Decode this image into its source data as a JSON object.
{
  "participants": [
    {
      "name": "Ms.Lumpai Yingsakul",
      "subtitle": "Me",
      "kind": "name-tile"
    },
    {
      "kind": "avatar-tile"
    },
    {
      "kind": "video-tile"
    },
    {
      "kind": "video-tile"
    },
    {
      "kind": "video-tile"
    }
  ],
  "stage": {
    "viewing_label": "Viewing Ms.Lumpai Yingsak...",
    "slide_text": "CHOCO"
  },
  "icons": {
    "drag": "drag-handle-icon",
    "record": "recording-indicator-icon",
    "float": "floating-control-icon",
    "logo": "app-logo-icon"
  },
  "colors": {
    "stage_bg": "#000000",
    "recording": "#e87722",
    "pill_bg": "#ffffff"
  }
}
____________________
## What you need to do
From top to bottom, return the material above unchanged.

## Task answer
Decode this image into its source data as a JSON object.
{
  "participants": [
    {
      "name": "Ms.Lumpai Yingsakul",
      "subtitle": "Me",
      "kind": "name-tile"
    },
    {
      "kind": "avatar-tile"
    },
    {
      "kind": "video-tile"
    },
    {
      "kind": "video-tile"
    },
    {
      "kind": "video-tile"
    }
  ],
  "stage": {
    "viewing_label": "Viewing Ms.Lumpai Yingsak...",
    "slide_text": "CHOCO"
  },
  "icons": {
    "drag": "drag-handle-icon",
    "record": "recording-indicator-icon",
    "float": "floating-control-icon",
    "logo": "app-logo-icon"
  },
  "colors": {
    "stage_bg": "#000000",
    "recording": "#e87722",
    "pill_bg": "#ffffff"
  }
}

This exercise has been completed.